The Persistence of Memory, Salvador Dalí’s masterwork of surrealism.
Salvador Dalí’s painting The Persistence of Memory is familiar to anyone who has studied Modern Art - a strange term, by the bye, for something over a century old.
But I wasn’t thinking of Dalí last night when I was meditating on the persistence of memory. I was thinking of Mad Magazine. Really.
The neighborhood, you see, was echoing with the sound of various explosives - firecrackers, cherry bombs, et alia - as the locals celebrated the arrival of the New Year in their time-honored fashion. Occasionally you would see the colorful burst of an aerial shell, but mostly it was just the sharp report of a noise-making device.

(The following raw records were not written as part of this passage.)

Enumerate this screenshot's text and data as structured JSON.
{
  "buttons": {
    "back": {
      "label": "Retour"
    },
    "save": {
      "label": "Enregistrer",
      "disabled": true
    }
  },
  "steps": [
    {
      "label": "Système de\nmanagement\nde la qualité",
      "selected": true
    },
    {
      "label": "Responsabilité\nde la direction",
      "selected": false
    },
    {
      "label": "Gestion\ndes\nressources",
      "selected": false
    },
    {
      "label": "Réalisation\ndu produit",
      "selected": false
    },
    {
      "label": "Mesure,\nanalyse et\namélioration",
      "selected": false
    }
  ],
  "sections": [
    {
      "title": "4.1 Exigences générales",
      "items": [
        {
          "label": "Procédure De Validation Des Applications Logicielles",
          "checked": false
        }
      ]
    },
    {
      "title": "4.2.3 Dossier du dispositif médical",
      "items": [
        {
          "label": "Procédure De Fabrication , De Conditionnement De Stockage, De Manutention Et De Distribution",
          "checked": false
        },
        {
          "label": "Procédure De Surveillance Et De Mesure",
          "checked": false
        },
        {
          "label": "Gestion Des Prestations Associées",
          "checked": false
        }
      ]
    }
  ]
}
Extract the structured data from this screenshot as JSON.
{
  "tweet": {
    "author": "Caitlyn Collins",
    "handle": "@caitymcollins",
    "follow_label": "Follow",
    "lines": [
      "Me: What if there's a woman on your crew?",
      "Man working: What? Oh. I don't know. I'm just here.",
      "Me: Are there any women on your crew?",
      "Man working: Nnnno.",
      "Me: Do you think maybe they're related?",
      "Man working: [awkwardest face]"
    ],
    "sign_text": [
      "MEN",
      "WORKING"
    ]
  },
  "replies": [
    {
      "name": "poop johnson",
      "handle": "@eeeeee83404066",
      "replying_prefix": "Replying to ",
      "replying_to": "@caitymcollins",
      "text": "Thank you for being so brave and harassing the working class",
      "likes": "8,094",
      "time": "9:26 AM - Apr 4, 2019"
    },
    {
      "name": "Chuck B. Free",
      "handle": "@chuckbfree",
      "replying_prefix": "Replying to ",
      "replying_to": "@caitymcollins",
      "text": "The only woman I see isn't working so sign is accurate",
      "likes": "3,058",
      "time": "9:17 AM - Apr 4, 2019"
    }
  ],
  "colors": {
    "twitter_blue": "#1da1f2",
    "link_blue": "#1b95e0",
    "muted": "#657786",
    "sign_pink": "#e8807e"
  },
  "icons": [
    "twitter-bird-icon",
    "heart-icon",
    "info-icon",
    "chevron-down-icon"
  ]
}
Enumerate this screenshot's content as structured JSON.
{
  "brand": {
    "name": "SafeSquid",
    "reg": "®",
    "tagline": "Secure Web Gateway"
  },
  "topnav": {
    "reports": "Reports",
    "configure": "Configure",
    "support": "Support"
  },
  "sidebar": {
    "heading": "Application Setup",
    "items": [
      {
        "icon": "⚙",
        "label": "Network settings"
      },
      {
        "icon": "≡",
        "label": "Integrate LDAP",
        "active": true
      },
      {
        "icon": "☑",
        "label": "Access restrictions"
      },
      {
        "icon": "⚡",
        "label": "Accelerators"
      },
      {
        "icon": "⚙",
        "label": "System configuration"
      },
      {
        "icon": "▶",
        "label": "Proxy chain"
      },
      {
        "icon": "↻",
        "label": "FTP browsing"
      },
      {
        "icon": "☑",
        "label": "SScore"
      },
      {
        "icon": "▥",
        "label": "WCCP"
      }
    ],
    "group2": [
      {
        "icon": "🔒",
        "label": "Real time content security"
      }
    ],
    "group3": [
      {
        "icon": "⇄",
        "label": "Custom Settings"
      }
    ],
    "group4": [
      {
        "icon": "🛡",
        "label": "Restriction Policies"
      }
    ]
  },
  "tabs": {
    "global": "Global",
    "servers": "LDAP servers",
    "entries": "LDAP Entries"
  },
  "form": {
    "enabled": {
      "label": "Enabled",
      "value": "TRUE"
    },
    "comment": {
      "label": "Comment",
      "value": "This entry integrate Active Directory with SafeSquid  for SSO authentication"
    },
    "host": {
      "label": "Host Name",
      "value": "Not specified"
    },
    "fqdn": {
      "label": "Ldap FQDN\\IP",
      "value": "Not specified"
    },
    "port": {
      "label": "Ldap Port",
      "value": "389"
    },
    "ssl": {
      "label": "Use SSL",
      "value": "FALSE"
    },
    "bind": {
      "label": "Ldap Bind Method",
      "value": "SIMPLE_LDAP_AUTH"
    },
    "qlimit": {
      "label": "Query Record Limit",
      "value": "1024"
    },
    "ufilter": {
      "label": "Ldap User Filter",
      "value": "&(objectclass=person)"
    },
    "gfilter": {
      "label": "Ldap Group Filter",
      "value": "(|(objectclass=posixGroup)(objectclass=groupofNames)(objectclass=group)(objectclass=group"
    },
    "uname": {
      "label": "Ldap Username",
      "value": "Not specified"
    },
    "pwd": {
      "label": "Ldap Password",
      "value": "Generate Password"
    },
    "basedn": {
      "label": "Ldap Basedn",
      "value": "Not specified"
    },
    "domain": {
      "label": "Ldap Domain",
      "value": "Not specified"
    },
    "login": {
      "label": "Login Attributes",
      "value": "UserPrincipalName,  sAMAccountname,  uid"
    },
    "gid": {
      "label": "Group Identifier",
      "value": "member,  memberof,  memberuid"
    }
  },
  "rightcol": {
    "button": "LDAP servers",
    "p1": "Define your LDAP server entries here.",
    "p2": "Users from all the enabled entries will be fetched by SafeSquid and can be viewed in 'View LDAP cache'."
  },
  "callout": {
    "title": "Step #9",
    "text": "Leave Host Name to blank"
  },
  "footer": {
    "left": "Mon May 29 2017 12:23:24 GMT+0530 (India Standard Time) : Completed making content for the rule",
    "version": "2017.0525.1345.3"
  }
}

Inevitably, when I hear the sound of fireworks, I think back on an article that appeared in Mad Magazine. Specifically, it was the October 1960 issue - number 58 - and the article was the kind of thing that only Mad Magazine would think to publish: “Carols for All Occasions.” Written by Phil Hahn and illustrated by the immortal Mort Drucker, the article’s premise was that singing Christmas carols was so much fun, there should be carols for other occasions during the year. By way of example, the article had carols for Valentine’s Day, April Fool’s Day, Tax Day, and so on. But the one that stuck with me was the carol for the Fourth of July:

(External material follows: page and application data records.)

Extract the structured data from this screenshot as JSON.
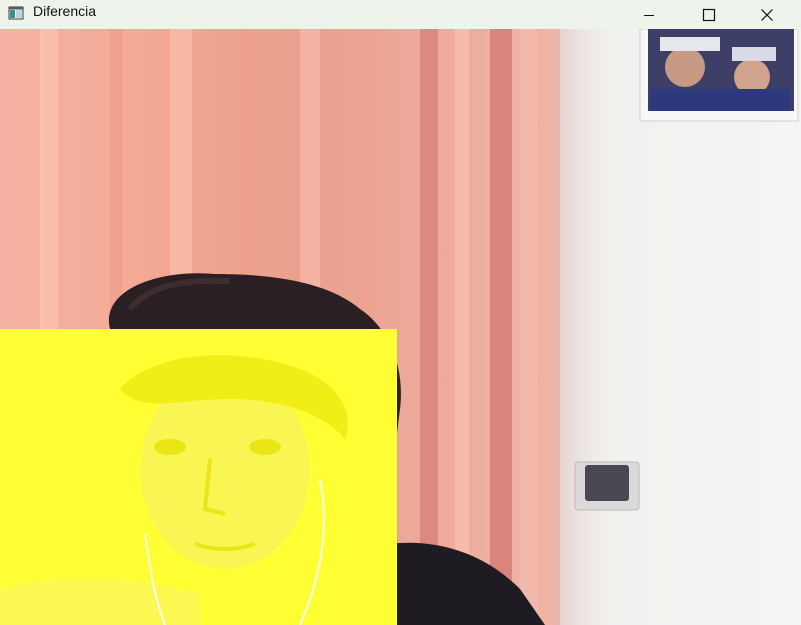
{
  "window": {
    "title": "Diferencia",
    "icon": "app-window-icon",
    "controls": [
      "minimize-icon",
      "maximize-icon",
      "close-icon"
    ]
  },
  "frame": {
    "description_colors": {
      "curtain": "#f2a58f",
      "curtain_dark": "#c9706a",
      "wall": "#eeeeec",
      "hair": "#2a1f22",
      "shirt": "#1e1b22",
      "overlay": "#ffff33"
    }
  }
}
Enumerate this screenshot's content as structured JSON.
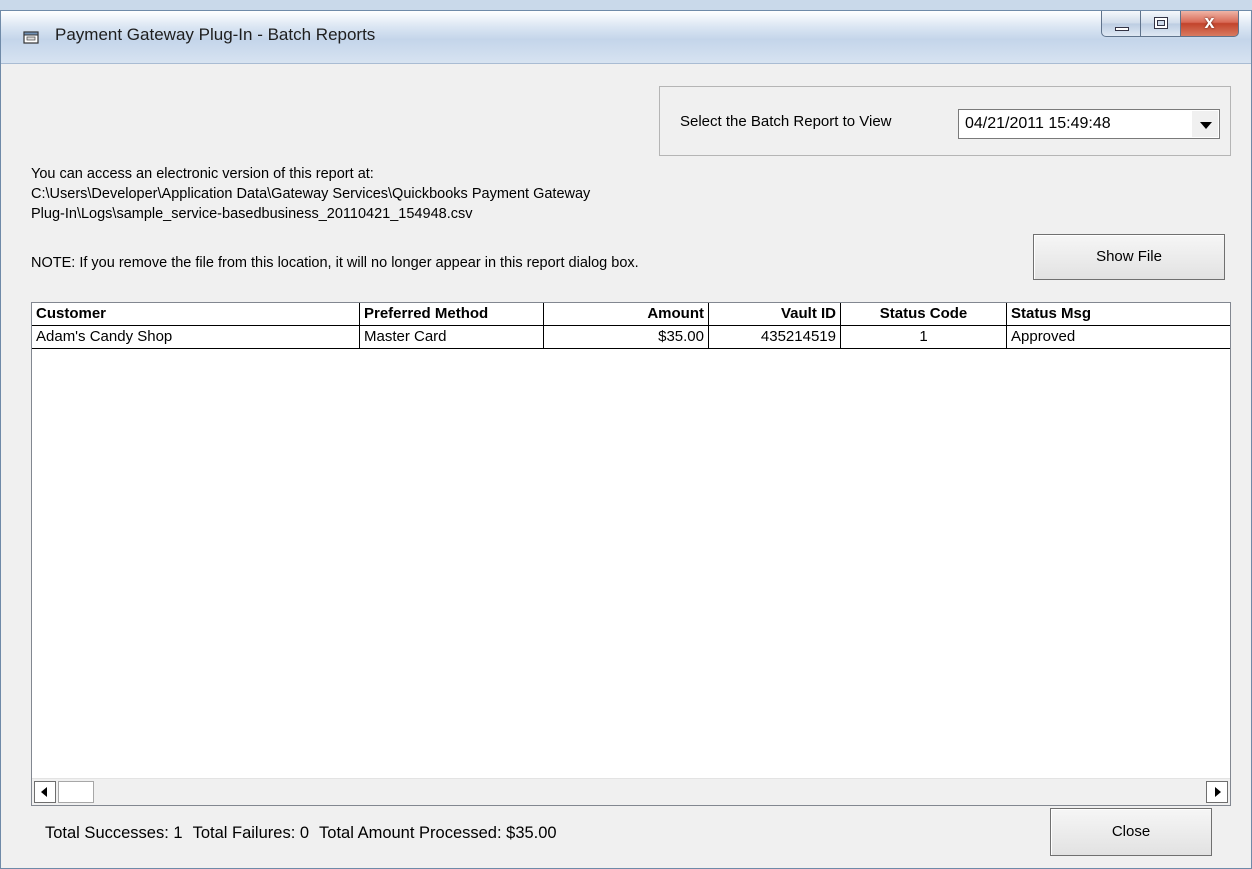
{
  "window": {
    "title": "Payment Gateway Plug-In - Batch Reports",
    "close_glyph": "x"
  },
  "batch_select": {
    "label": "Select the Batch Report to View",
    "value": "04/21/2011 15:49:48"
  },
  "info": {
    "line1": "You can access an electronic version of this report at:",
    "line2": "C:\\Users\\Developer\\Application Data\\Gateway Services\\Quickbooks Payment Gateway",
    "line3": "Plug-In\\Logs\\sample_service-basedbusiness_20110421_154948.csv",
    "note": "NOTE:  If you remove the file from this location, it will no longer appear in this report dialog box."
  },
  "buttons": {
    "show_file": "Show File",
    "close": "Close"
  },
  "grid": {
    "columns": [
      "Customer",
      "Preferred Method",
      "Amount",
      "Vault ID",
      "Status Code",
      "Status Msg"
    ],
    "rows": [
      [
        "Adam's Candy Shop",
        "Master Card",
        "$35.00",
        "435214519",
        "1",
        "Approved"
      ]
    ]
  },
  "totals": {
    "successes": "Total Successes: 1",
    "failures": "Total Failures: 0",
    "amount": "Total Amount Processed: $35.00"
  },
  "colors": {
    "window_bg": "#f0f0f0",
    "close_button": "#c2442c"
  }
}
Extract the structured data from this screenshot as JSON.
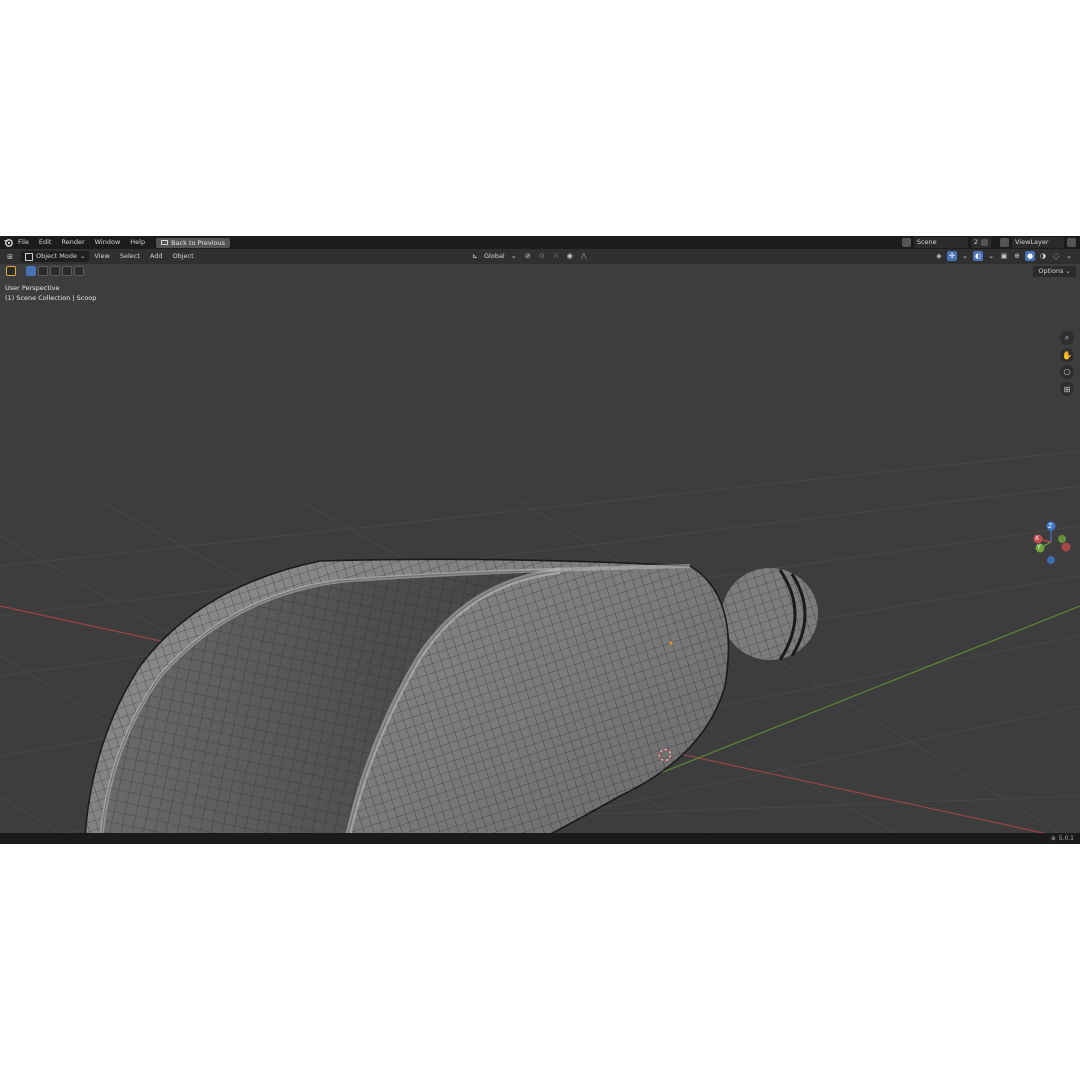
{
  "menu": [
    "File",
    "Edit",
    "Render",
    "Window",
    "Help"
  ],
  "back_button": "Back to Previous",
  "scene": {
    "name": "Scene",
    "number": "2",
    "view_layer": "ViewLayer"
  },
  "header": {
    "mode": "Object Mode",
    "menus": [
      "View",
      "Select",
      "Add",
      "Object"
    ],
    "orientation": "Global"
  },
  "options_label": "Options",
  "viewport": {
    "perspective": "User Perspective",
    "collection": "(1) Scene Collection | Scoop"
  },
  "gizmo": {
    "z": "Z",
    "y": "Y",
    "x": "X"
  },
  "status": {
    "version": "5.0.1"
  },
  "icons": [
    "blender-logo-icon",
    "search-icon",
    "hand-icon",
    "camera-icon",
    "grid-icon",
    "globe-icon"
  ],
  "colors": {
    "x_axis": "#c24a4f",
    "y_axis": "#6ea23c",
    "z_axis": "#3f78c9",
    "accent": "#4772b3"
  }
}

(To the tune of “Hark! The Herald Angels Sing”)
Boom! The cherry bombs explode,
Blowing potholes in the road;
Tiny bits of dynamite
Sure can give a guy a fright!

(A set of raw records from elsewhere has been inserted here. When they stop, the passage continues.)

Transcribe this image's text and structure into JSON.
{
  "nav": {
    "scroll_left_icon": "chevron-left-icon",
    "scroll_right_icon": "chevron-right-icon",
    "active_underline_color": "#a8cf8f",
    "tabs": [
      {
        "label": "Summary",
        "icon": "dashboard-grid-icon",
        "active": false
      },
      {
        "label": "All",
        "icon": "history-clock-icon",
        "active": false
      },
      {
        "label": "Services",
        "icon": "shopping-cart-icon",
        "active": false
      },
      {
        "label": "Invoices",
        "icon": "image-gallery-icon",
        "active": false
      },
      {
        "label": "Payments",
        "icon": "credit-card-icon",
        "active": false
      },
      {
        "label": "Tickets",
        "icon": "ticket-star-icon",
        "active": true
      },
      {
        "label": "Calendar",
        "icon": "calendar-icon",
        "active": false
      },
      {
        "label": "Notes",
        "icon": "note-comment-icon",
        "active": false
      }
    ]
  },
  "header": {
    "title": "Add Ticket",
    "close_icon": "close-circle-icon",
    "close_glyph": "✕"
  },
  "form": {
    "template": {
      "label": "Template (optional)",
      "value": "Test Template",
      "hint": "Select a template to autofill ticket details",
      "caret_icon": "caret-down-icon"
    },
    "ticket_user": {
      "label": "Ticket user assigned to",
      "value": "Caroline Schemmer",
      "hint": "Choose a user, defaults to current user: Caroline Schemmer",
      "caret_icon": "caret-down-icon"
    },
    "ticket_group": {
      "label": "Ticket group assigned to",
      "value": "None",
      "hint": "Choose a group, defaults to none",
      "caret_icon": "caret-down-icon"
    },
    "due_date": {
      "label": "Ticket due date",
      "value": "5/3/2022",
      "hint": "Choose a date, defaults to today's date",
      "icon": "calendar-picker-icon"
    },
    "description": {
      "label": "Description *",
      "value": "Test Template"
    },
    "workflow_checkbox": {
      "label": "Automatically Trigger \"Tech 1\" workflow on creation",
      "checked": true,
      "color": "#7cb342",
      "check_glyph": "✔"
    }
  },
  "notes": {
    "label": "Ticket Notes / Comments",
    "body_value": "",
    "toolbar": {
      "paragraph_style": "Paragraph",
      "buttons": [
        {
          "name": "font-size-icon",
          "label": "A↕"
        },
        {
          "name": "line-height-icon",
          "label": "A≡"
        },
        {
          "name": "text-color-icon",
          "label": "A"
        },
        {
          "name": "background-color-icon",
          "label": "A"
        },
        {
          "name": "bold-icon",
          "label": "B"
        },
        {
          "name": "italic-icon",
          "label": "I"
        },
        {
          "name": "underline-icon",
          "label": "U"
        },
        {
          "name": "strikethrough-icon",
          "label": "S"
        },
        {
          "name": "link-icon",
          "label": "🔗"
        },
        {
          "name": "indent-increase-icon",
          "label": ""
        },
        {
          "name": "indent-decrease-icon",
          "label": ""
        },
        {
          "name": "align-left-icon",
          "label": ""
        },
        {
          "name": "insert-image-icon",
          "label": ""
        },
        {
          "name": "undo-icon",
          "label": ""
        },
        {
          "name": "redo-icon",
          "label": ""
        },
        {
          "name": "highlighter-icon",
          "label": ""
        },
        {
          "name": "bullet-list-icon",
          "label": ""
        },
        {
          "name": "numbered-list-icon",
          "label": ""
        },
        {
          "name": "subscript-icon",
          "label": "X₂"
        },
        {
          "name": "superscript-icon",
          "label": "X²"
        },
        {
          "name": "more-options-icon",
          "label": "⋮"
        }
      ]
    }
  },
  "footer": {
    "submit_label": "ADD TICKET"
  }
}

One went off by Irving’s mama;
Poor thing almost had a trauma!
Gad! What simple-minded Je-erks
We turn loose with fireworks!
Boom! The cherry bombs, etc.
Never mind that when this first appeared in print, I was all of eight years old. (If I remember properly, I had to look up the word “trauma” in the dictionary.) But here it is fifty-six years later, and I can recite this little bit of doggerel word-for-word. And whenever I hear a fireworky explosion, I do... at least, in my head.
Persistence of memory, indeed.